The other day, a fundraiser I work with was sharing that she's great at prospecting and bringing new donors on board. At the same time, she's been struggling to upgrade donors. Her existing portfolio of donors has stayed relatively flat with slight upticks here and there.
I was also impressed that she refused to use the pandemic as an excuse for her performance in this area. She acknowledged that one of the positives of this difficult moment is that she's seen increased interest in her nonprofit. With this in mind, we took a deeper dive into her daily habits and where there might be possibilities for change.
My client shared how she structures her day. She diligently starts by creating a call list for prospective donors and hits those calls first. This fundraiser follows this up by doing research and identifying even more prospects for the next day. After this, she spends time connecting with the clients, volunteers and staff that are part of the programs at her organization. This fuels her fire for their mission and realization of the vision. She wraps up the day by connecting with existing donors on cultivation calls.
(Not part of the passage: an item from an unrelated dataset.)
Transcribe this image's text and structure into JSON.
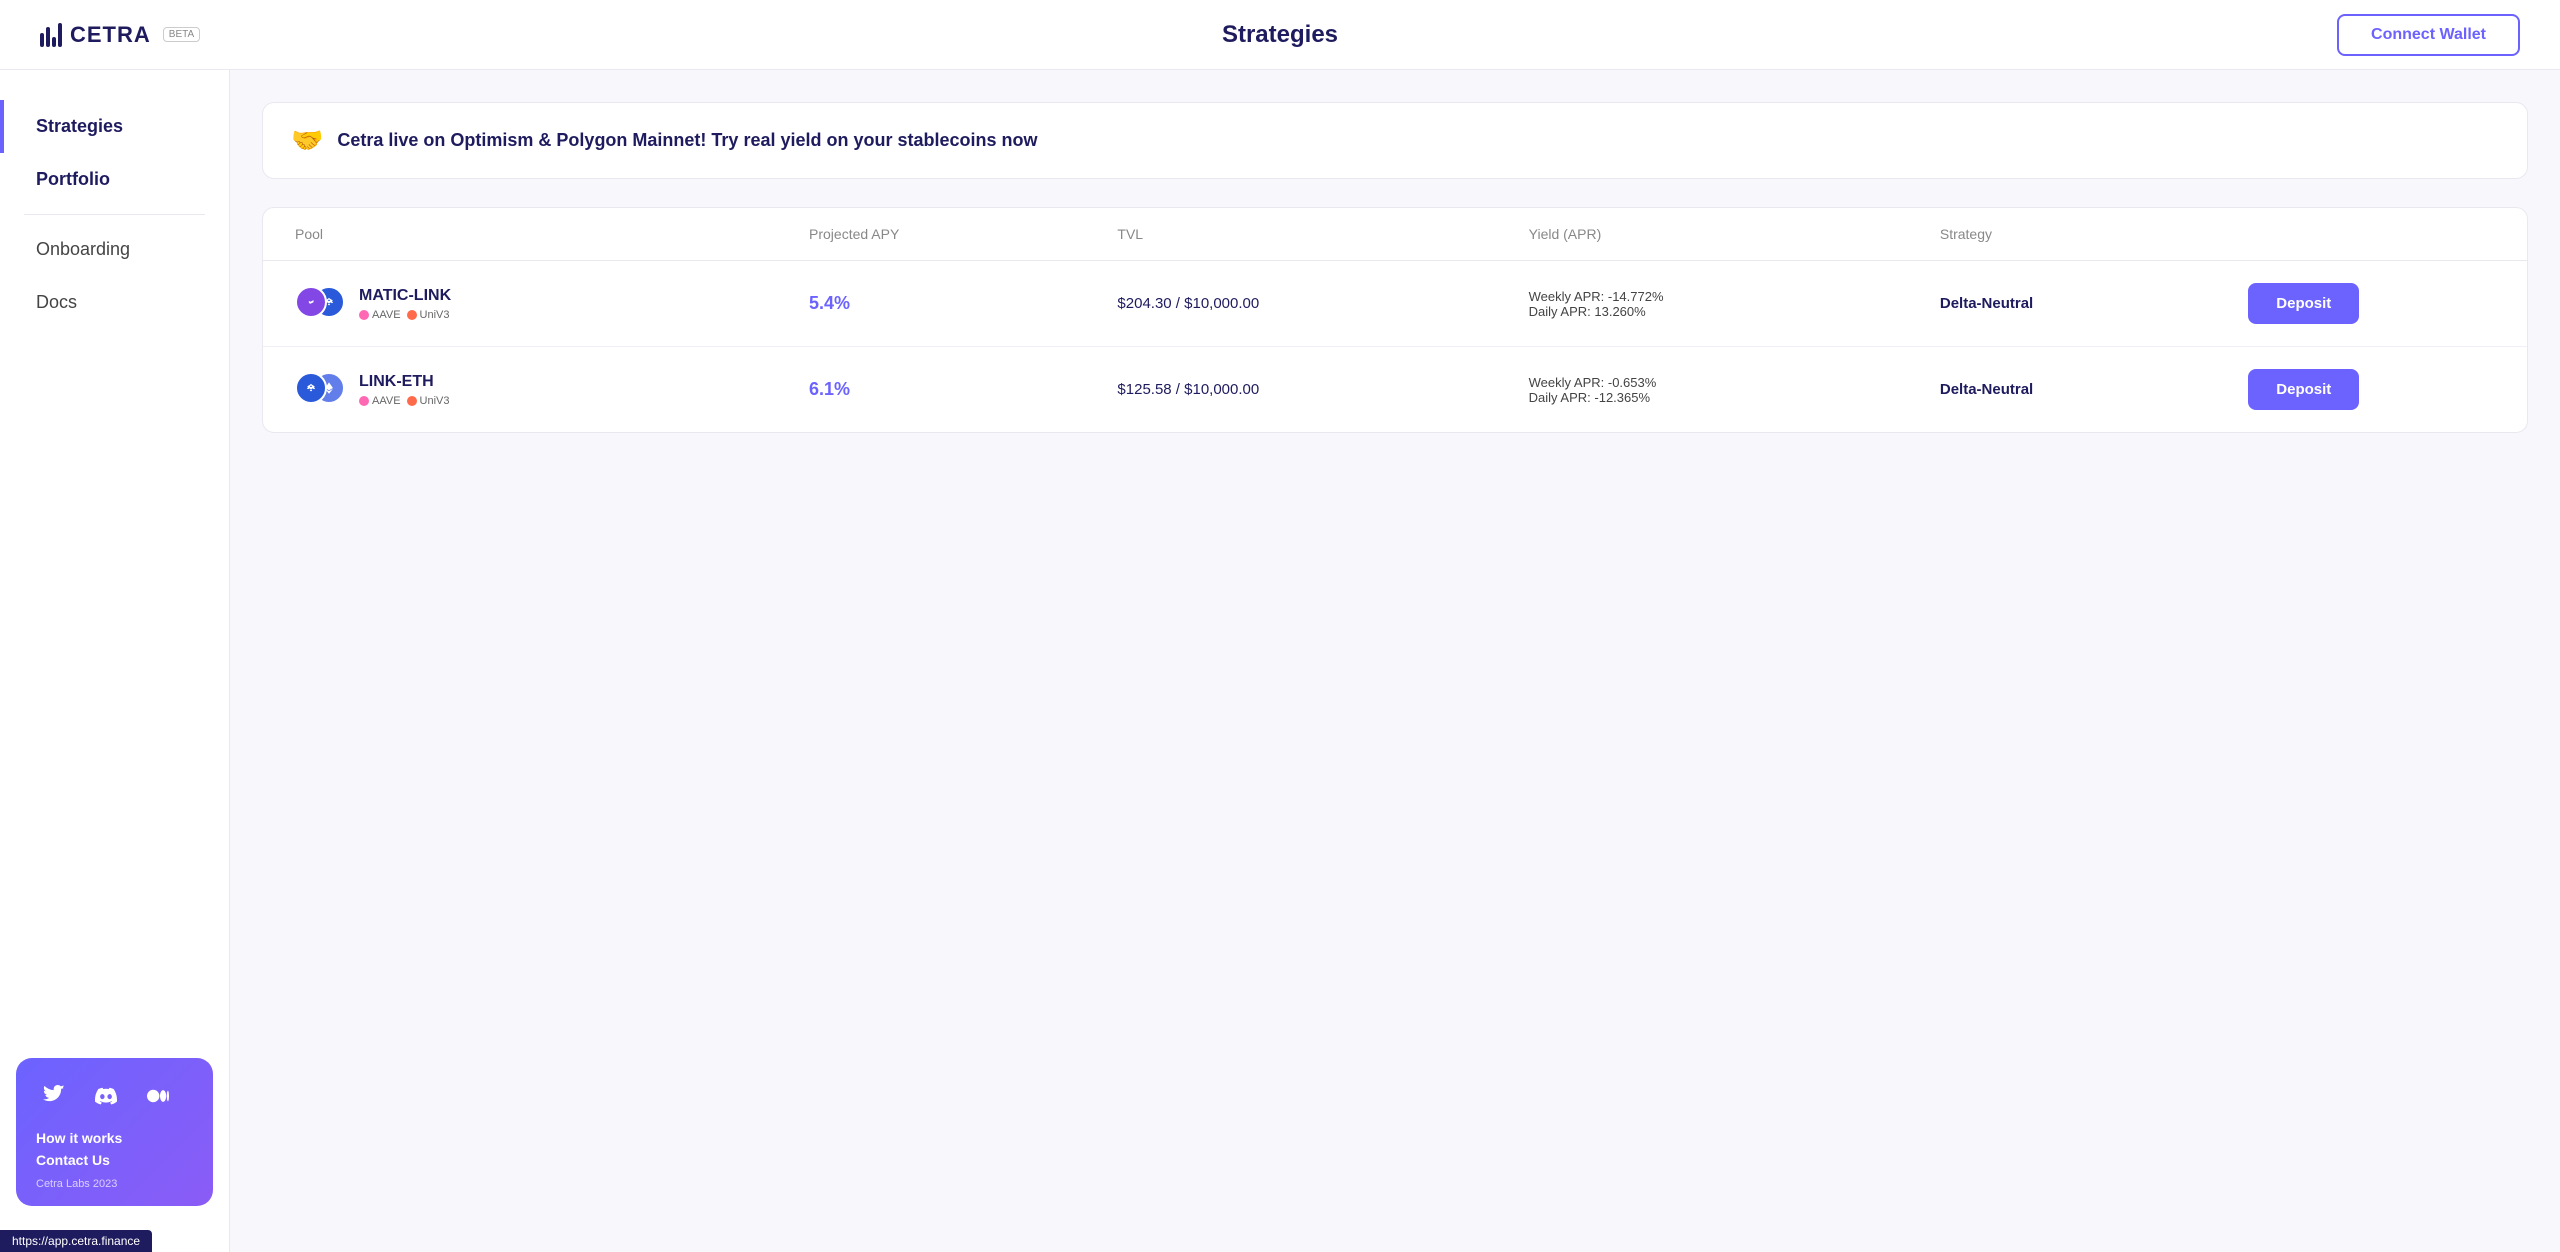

Sounds like a pretty solid plan, right? Personally, as someone who loves and thrives on the prospecting process, I was impressed. Yet, when we took a look at her larger goal - to create a culture of giving at her organization, bring in more funds for increased impact through BOTH increased giving and new giving, we realized something was off. As happens in the best coaching sessions, my client had a key recognition: She was putting donor cultivation at the bottom of her priority list - looking back at the daily structure, that became obvious. It's often glaringly clear what priorities are when looking at how a day is spent.
The solution: We're honestly not sure yet. BUT, the new practice she's trying for the next two weeks is that she's turning her day upside down! She's going to reverse things and see what happens if she starts her day with a focus on existing donors and the potential for them to increase their giving. After this she'll move onto prospecting. Ultimately, she's living out the age old point that it's much easier, efficient and effective to keep and grow the customers (or donors in this case) we already have.
As I noted above, we're not sure if this is the complete solution to my client's challenge. But it is a starting point for change and the creation of something new. That's what I love about the work I get to do with nonprofit leaders: Being a witness to courage and creativity every day.